**YOUR ASSIGNMENT**
Repeat all of the data below word for word, keeping no images.

Records from a dataset:
★ ★ ★ ★ ★ ★ ★

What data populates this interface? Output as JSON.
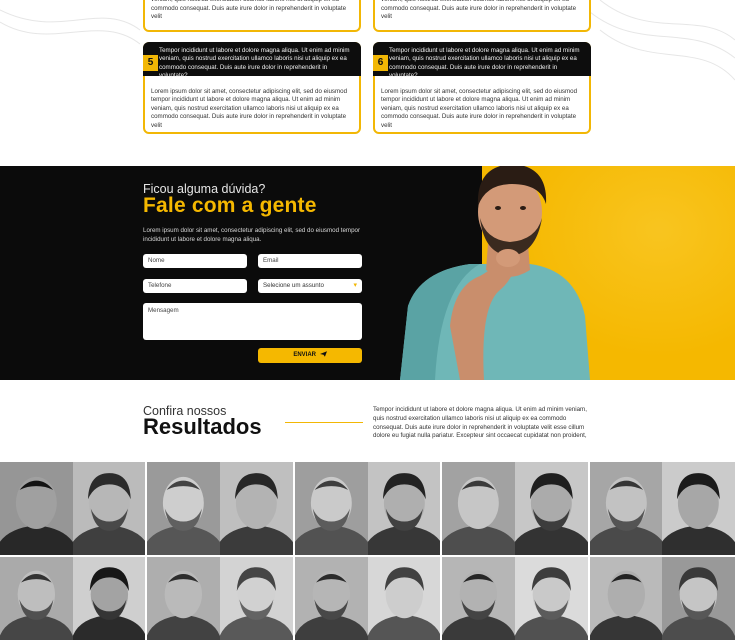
{
  "cards": {
    "stub_left": "veniam, quis nostrud exercitation ullamco laboris nisi ut aliquip ex ea commodo consequat. Duis aute irure dolor in reprehenderit in voluptate velit",
    "stub_right": "veniam, quis nostrud exercitation ullamco laboris nisi ut aliquip ex ea commodo consequat. Duis aute irure dolor in reprehenderit in voluptate velit",
    "items": [
      {
        "number": "5",
        "head": "Tempor incididunt ut labore et dolore magna aliqua. Ut enim ad minim veniam, quis nostrud exercitation ullamco laboris nisi ut aliquip ex ea commodo consequat. Duis aute irure dolor in reprehenderit in voluptate?",
        "body": "Lorem ipsum dolor sit amet, consectetur adipiscing elit, sed do eiusmod tempor incididunt ut labore et dolore magna aliqua. Ut enim ad minim veniam, quis nostrud exercitation ullamco laboris nisi ut aliquip ex ea commodo consequat. Duis aute irure dolor in reprehenderit in voluptate velit"
      },
      {
        "number": "6",
        "head": "Tempor incididunt ut labore et dolore magna aliqua. Ut enim ad minim veniam, quis nostrud exercitation ullamco laboris nisi ut aliquip ex ea commodo consequat. Duis aute irure dolor in reprehenderit in voluptate?",
        "body": "Lorem ipsum dolor sit amet, consectetur adipiscing elit, sed do eiusmod tempor incididunt ut labore et dolore magna aliqua. Ut enim ad minim veniam, quis nostrud exercitation ullamco laboris nisi ut aliquip ex ea commodo consequat. Duis aute irure dolor in reprehenderit in voluptate velit"
      }
    ]
  },
  "contact": {
    "pretitle": "Ficou alguma dúvida?",
    "title": "Fale com a gente",
    "description": "Lorem ipsum dolor sit amet, consectetur adipiscing elit, sed do eiusmod tempor incididunt ut labore et dolore magna aliqua.",
    "form": {
      "name_placeholder": "Nome",
      "email_placeholder": "Email",
      "phone_placeholder": "Telefone",
      "subject_value": "Selecione um assunto",
      "message_placeholder": "Mensagem",
      "send_label": "ENVIAR"
    },
    "colors": {
      "accent": "#f5b800",
      "dark": "#0b0b0b"
    }
  },
  "results": {
    "pretitle": "Confira nossos",
    "title": "Resultados",
    "text": "Tempor incididunt ut labore et dolore magna aliqua. Ut enim ad minim veniam, quis nostrud exercitation ullamco laboris nisi ut aliquip ex ea commodo consequat. Duis aute irure dolor in reprehenderit in voluptate velit esse cillum dolore eu fugiat nulla pariatur. Excepteur sint occaecat cupidatat non proident,"
  }
}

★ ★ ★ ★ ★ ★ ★

**OUTPUT BELOW**
What data populates this interface? Output as JSON.
{
  "cards": {
    "stub_left": "veniam, quis nostrud exercitation ullamco laboris nisi ut aliquip ex ea commodo consequat. Duis aute irure dolor in reprehenderit in voluptate velit",
    "stub_right": "veniam, quis nostrud exercitation ullamco laboris nisi ut aliquip ex ea commodo consequat. Duis aute irure dolor in reprehenderit in voluptate velit",
    "items": [
      {
        "number": "5",
        "head": "Tempor incididunt ut labore et dolore magna aliqua. Ut enim ad minim veniam, quis nostrud exercitation ullamco laboris nisi ut aliquip ex ea commodo consequat. Duis aute irure dolor in reprehenderit in voluptate?",
        "body": "Lorem ipsum dolor sit amet, consectetur adipiscing elit, sed do eiusmod tempor incididunt ut labore et dolore magna aliqua. Ut enim ad minim veniam, quis nostrud exercitation ullamco laboris nisi ut aliquip ex ea commodo consequat. Duis aute irure dolor in reprehenderit in voluptate velit"
      },
      {
        "number": "6",
        "head": "Tempor incididunt ut labore et dolore magna aliqua. Ut enim ad minim veniam, quis nostrud exercitation ullamco laboris nisi ut aliquip ex ea commodo consequat. Duis aute irure dolor in reprehenderit in voluptate?",
        "body": "Lorem ipsum dolor sit amet, consectetur adipiscing elit, sed do eiusmod tempor incididunt ut labore et dolore magna aliqua. Ut enim ad minim veniam, quis nostrud exercitation ullamco laboris nisi ut aliquip ex ea commodo consequat. Duis aute irure dolor in reprehenderit in voluptate velit"
      }
    ]
  },
  "contact": {
    "pretitle": "Ficou alguma dúvida?",
    "title": "Fale com a gente",
    "description": "Lorem ipsum dolor sit amet, consectetur adipiscing elit, sed do eiusmod tempor incididunt ut labore et dolore magna aliqua.",
    "form": {
      "name_placeholder": "Nome",
      "email_placeholder": "Email",
      "phone_placeholder": "Telefone",
      "subject_value": "Selecione um assunto",
      "message_placeholder": "Mensagem",
      "send_label": "ENVIAR"
    },
    "colors": {
      "accent": "#f5b800",
      "dark": "#0b0b0b"
    }
  },
  "results": {
    "pretitle": "Confira nossos",
    "title": "Resultados",
    "text": "Tempor incididunt ut labore et dolore magna aliqua. Ut enim ad minim veniam, quis nostrud exercitation ullamco laboris nisi ut aliquip ex ea commodo consequat. Duis aute irure dolor in reprehenderit in voluptate velit esse cillum dolore eu fugiat nulla pariatur. Excepteur sint occaecat cupidatat non proident,"
  }
}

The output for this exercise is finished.